RECORDS FOR THIS TASK:

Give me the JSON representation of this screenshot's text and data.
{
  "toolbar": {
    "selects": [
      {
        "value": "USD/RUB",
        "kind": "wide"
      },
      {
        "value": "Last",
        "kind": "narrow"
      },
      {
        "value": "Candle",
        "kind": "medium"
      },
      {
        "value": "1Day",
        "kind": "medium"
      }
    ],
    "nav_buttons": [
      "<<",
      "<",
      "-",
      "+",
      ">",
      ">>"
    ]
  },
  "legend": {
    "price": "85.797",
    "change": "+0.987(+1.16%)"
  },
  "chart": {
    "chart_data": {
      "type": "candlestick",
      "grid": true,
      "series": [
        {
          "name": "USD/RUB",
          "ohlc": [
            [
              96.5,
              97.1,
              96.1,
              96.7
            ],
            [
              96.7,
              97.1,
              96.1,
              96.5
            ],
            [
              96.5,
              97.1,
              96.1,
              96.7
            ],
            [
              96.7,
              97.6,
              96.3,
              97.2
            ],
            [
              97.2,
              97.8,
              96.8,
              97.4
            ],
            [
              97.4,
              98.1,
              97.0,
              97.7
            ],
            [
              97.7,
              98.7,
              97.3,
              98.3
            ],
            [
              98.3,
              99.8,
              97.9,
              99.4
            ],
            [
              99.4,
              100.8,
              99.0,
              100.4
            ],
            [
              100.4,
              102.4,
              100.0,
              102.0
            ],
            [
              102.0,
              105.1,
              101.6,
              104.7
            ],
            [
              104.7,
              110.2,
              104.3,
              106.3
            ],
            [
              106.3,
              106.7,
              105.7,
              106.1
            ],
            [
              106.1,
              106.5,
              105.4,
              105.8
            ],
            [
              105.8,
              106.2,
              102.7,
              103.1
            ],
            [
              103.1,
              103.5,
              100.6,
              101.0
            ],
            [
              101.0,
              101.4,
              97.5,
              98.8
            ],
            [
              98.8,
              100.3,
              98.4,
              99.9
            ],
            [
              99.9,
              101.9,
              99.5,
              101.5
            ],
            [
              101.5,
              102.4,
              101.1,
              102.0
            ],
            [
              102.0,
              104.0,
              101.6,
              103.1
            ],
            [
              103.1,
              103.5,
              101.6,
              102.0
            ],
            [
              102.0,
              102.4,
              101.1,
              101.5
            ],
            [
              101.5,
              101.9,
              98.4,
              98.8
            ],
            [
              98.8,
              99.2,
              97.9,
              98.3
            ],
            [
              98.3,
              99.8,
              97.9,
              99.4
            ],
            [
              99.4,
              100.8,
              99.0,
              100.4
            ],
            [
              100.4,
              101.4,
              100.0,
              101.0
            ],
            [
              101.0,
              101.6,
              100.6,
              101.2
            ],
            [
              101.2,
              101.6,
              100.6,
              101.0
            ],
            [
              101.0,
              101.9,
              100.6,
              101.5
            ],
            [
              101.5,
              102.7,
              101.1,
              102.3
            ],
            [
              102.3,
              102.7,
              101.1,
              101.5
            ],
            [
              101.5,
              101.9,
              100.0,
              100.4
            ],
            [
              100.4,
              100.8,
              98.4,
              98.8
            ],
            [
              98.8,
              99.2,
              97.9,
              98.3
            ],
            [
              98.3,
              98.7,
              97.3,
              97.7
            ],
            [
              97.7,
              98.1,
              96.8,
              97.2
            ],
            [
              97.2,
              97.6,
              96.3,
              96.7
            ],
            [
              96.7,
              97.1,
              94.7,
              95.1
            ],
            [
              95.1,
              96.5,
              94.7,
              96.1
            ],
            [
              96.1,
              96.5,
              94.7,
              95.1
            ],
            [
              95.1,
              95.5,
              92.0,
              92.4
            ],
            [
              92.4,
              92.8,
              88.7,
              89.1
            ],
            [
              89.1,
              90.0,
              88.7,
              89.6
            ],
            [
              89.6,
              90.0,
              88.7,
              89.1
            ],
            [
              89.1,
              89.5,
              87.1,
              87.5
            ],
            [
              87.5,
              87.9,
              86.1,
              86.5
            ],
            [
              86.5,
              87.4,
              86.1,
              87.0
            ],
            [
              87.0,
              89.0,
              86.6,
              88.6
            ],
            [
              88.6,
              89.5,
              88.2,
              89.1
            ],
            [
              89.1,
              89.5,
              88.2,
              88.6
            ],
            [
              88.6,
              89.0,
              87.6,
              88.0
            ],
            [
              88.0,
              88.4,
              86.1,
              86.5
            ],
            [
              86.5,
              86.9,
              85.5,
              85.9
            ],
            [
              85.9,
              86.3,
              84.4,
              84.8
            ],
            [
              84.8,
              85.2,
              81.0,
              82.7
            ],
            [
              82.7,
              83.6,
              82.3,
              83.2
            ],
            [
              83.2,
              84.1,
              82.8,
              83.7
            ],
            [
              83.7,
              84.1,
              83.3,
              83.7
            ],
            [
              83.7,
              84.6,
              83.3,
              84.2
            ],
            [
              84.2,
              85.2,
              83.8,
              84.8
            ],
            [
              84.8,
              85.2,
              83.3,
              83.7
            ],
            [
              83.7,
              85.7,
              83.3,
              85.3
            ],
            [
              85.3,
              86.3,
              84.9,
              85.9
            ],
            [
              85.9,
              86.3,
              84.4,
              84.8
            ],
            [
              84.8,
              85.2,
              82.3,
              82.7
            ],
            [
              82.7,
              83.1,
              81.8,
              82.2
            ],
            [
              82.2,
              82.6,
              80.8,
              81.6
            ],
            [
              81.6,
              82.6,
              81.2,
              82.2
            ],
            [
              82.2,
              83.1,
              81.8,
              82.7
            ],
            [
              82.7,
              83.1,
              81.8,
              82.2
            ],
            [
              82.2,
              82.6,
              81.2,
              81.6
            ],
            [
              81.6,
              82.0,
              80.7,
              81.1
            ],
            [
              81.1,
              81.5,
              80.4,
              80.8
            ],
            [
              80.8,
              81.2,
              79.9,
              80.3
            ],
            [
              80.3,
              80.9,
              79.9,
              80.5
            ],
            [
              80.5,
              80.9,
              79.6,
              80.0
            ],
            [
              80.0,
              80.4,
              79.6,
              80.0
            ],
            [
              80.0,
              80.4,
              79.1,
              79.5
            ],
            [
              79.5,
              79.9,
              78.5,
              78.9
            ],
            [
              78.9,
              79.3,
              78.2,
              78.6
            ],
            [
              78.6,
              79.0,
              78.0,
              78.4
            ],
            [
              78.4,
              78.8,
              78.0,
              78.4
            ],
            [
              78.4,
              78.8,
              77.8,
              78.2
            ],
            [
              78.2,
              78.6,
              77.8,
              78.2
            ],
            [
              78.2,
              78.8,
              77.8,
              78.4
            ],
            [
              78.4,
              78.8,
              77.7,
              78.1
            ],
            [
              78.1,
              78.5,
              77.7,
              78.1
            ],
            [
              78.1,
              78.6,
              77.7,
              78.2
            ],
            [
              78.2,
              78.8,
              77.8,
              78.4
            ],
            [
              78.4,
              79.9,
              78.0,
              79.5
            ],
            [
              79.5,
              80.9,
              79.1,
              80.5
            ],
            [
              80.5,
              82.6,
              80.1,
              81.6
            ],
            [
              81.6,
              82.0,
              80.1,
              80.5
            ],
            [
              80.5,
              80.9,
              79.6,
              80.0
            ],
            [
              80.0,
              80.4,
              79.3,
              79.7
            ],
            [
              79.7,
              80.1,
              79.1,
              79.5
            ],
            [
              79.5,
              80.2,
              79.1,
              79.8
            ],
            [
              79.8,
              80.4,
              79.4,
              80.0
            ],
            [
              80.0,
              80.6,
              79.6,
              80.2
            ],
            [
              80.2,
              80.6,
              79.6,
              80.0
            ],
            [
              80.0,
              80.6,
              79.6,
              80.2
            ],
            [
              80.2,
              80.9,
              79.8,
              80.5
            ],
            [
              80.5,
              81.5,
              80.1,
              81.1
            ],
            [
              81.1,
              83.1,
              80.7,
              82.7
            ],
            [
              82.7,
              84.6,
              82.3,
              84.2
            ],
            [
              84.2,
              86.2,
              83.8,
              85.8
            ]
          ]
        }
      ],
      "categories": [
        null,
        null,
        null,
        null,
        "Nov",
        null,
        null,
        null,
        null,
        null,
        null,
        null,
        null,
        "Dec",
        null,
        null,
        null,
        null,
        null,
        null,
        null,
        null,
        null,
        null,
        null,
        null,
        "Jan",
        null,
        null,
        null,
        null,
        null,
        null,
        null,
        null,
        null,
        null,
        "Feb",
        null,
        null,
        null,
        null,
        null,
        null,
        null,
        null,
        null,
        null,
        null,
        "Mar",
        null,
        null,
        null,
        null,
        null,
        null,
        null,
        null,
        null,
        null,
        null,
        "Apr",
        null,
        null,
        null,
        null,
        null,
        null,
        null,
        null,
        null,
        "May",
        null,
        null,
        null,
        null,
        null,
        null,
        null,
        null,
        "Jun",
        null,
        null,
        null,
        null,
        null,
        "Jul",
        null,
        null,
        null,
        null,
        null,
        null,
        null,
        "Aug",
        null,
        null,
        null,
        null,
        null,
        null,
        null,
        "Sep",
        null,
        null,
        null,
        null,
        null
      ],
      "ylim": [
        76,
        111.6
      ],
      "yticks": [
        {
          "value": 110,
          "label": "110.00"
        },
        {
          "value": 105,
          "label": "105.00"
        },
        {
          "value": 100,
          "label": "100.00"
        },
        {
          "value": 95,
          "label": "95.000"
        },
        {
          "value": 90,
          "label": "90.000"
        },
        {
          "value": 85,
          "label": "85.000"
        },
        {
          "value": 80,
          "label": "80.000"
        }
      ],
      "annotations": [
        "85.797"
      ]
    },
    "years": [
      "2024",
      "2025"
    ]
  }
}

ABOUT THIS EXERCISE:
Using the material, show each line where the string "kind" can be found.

OUTPUT OF THE TASK:
        "kind": "wide"
        "kind": "narrow"
        "kind": "medium"
        "kind": "medium"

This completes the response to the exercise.